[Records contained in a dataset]
*****
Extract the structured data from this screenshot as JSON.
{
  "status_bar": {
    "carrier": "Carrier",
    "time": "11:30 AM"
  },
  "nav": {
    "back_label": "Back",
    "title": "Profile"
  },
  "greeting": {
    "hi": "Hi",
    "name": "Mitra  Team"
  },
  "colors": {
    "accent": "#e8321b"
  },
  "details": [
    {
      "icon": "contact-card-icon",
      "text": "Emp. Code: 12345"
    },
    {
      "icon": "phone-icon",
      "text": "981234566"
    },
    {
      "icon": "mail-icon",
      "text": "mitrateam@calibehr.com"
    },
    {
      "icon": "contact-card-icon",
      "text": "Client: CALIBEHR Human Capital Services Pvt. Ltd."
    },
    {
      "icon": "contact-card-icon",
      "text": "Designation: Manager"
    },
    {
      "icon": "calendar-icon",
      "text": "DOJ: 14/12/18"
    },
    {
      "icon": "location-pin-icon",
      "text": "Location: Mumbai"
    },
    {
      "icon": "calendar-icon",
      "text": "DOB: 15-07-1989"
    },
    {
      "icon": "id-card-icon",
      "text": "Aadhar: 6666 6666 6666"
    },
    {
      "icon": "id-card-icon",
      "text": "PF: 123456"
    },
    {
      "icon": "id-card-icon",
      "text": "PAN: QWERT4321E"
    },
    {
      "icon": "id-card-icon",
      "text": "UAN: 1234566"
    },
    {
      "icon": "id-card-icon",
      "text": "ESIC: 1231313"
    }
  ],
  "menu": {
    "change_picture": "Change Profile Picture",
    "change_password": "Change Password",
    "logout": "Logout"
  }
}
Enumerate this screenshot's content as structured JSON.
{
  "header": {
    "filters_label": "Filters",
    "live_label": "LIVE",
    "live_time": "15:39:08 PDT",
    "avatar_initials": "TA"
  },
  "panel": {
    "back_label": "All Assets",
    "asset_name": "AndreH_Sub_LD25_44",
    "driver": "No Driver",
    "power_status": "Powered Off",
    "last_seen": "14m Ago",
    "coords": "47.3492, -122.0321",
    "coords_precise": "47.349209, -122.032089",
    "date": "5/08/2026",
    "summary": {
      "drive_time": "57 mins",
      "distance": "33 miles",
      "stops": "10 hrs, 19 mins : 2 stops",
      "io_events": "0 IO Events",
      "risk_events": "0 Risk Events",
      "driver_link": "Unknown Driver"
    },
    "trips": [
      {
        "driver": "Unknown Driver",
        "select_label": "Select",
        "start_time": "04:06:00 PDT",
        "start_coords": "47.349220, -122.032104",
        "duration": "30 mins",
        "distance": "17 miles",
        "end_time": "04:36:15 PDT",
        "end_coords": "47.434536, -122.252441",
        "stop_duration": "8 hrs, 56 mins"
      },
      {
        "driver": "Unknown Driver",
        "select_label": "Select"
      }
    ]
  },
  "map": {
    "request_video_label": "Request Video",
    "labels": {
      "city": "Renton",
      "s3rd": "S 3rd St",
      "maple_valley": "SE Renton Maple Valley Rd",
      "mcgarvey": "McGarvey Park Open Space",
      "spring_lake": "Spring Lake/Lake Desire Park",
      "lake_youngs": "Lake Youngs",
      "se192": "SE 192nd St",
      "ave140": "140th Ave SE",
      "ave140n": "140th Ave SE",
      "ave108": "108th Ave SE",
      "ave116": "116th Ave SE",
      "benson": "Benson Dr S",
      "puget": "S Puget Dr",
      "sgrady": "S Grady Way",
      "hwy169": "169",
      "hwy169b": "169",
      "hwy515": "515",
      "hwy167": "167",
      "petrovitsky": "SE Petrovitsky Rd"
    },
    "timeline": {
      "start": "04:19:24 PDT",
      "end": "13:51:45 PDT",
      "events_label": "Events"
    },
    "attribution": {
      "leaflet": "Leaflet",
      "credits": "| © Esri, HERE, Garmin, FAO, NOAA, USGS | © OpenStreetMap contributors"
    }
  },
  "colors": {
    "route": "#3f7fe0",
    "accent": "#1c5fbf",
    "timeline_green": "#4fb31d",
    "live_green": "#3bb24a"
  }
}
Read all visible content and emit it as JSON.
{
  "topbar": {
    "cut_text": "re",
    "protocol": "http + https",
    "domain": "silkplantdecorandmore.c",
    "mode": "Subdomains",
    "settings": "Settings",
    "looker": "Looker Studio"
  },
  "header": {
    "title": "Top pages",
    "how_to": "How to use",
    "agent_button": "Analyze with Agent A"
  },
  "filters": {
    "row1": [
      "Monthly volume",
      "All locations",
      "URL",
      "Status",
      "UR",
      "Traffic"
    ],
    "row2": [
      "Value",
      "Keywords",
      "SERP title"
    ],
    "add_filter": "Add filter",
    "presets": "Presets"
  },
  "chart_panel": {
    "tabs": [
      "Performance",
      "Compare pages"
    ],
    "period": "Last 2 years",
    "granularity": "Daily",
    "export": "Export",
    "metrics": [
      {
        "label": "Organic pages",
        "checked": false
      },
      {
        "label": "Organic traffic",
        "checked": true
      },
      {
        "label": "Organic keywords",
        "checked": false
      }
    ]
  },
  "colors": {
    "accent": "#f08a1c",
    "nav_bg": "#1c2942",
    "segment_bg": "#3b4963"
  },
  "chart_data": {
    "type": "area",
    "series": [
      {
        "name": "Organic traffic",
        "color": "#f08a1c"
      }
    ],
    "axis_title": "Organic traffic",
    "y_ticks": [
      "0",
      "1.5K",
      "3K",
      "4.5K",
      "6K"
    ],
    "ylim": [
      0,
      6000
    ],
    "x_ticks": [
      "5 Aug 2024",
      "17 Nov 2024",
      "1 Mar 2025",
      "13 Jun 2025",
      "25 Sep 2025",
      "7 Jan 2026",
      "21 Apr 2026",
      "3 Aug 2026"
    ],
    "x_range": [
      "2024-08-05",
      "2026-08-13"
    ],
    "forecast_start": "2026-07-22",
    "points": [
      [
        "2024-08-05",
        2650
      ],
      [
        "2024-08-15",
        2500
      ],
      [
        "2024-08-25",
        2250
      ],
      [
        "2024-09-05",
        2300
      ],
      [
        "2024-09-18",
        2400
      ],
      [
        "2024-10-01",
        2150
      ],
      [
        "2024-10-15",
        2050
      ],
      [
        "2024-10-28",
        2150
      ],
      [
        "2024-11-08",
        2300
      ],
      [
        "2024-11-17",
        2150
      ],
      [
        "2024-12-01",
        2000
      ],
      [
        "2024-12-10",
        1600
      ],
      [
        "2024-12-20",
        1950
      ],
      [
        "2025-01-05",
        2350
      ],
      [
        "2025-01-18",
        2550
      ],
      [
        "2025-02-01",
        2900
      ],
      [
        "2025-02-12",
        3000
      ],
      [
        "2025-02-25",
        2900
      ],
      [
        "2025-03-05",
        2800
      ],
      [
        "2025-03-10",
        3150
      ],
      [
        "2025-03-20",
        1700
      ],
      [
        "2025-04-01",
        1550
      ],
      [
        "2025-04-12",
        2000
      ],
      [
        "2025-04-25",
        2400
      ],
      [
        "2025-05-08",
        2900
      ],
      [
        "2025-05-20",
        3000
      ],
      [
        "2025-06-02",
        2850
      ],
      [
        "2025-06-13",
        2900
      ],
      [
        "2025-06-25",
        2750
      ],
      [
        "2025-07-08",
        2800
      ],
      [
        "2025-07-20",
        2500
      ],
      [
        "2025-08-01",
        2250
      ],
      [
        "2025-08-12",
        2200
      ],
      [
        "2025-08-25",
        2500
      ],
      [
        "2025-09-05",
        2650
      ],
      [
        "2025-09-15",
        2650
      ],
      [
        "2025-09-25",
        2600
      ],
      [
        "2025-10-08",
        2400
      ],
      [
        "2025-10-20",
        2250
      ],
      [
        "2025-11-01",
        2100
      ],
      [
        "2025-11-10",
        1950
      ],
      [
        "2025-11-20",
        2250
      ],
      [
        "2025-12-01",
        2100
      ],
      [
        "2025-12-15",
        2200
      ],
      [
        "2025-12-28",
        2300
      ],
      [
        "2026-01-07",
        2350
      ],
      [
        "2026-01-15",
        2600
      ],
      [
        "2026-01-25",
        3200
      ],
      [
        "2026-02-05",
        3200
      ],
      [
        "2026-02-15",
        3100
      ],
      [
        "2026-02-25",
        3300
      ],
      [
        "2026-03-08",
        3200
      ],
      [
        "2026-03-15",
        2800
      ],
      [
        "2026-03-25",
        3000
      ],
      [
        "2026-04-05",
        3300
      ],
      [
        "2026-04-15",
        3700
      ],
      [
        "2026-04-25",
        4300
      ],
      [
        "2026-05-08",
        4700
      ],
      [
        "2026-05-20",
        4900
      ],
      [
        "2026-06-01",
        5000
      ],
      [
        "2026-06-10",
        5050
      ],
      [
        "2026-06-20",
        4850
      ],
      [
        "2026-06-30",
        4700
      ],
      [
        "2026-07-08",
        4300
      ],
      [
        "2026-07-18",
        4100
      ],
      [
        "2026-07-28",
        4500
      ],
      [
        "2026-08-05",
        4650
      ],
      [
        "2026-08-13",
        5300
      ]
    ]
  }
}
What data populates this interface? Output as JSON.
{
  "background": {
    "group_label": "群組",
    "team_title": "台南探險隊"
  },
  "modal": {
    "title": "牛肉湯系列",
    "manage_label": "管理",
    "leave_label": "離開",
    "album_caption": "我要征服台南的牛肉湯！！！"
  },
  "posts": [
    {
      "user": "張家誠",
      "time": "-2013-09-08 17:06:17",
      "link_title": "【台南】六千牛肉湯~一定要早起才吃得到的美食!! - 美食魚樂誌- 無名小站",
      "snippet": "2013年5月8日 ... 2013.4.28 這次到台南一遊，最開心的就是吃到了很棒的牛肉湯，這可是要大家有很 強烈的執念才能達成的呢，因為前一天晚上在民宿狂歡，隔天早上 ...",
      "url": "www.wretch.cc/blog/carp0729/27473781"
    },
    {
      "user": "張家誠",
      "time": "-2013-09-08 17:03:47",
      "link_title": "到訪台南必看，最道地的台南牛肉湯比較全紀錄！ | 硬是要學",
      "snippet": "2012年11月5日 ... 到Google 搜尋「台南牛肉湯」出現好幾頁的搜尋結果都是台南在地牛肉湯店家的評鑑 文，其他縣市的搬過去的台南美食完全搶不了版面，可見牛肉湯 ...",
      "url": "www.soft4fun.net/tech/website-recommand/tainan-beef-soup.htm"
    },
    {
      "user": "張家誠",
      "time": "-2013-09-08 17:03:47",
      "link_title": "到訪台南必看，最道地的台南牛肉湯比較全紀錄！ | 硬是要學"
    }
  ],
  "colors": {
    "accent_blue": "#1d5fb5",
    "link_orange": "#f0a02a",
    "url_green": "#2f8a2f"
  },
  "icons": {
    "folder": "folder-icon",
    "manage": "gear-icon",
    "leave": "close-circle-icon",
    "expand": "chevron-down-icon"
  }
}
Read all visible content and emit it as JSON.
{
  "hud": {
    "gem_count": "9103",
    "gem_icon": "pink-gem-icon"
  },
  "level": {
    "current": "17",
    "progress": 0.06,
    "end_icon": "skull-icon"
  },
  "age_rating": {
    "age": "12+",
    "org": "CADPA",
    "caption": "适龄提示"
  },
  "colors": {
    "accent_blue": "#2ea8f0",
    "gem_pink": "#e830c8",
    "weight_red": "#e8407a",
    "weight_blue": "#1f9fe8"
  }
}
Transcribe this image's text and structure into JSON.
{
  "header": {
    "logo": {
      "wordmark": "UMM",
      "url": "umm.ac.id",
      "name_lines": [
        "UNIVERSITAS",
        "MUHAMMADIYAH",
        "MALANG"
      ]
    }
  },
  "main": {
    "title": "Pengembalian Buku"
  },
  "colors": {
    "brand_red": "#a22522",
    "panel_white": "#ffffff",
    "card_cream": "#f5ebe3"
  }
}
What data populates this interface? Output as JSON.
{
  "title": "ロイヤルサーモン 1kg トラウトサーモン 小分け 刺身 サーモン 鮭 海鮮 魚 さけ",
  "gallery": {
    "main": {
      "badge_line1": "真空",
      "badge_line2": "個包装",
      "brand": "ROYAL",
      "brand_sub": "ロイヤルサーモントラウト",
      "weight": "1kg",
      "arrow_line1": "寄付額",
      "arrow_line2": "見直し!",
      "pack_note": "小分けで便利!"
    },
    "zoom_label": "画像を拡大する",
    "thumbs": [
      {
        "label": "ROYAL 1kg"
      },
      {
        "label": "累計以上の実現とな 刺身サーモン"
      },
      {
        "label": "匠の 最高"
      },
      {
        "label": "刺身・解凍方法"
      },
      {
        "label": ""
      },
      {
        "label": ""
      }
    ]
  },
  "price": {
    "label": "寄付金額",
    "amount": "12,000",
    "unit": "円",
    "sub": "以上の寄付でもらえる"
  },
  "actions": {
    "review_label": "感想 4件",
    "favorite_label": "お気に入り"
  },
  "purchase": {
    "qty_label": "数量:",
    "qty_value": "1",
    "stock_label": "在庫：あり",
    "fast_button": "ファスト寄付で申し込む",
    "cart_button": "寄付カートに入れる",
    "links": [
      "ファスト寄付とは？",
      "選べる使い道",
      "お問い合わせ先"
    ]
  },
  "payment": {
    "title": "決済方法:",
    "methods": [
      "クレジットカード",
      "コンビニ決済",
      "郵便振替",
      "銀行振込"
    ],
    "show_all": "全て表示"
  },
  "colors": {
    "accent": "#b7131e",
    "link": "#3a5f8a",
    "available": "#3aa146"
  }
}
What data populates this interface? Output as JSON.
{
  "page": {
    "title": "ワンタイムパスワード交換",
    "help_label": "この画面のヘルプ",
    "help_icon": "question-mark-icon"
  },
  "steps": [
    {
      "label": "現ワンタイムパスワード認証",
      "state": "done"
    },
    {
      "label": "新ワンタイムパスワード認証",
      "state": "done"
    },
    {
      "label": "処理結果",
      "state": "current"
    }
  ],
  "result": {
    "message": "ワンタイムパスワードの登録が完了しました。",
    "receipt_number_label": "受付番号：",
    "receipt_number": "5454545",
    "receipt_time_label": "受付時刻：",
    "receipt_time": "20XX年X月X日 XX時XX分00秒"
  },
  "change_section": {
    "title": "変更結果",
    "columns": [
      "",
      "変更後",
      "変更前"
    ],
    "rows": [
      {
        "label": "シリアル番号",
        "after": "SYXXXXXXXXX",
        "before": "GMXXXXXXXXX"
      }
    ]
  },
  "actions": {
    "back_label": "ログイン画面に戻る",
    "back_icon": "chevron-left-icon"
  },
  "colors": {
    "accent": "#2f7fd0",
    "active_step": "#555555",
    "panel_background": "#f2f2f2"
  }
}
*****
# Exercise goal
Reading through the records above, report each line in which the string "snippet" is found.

# Response to this task
      "snippet": "2013年5月8日 ... 2013.4.28 這次到台南一遊，最開心的就是吃到了很棒的牛肉湯，這可是要大家有很 強烈的執念才能達成的呢，因為前一天晚上在民宿狂歡，隔天早上 ...",
      "snippet": "2012年11月5日 ... 到Google 搜尋「台南牛肉湯」出現好幾頁的搜尋結果都是台南在地牛肉湯店家的評鑑 文，其他縣市的搬過去的台南美食完全搶不了版面，可見牛肉湯 ...",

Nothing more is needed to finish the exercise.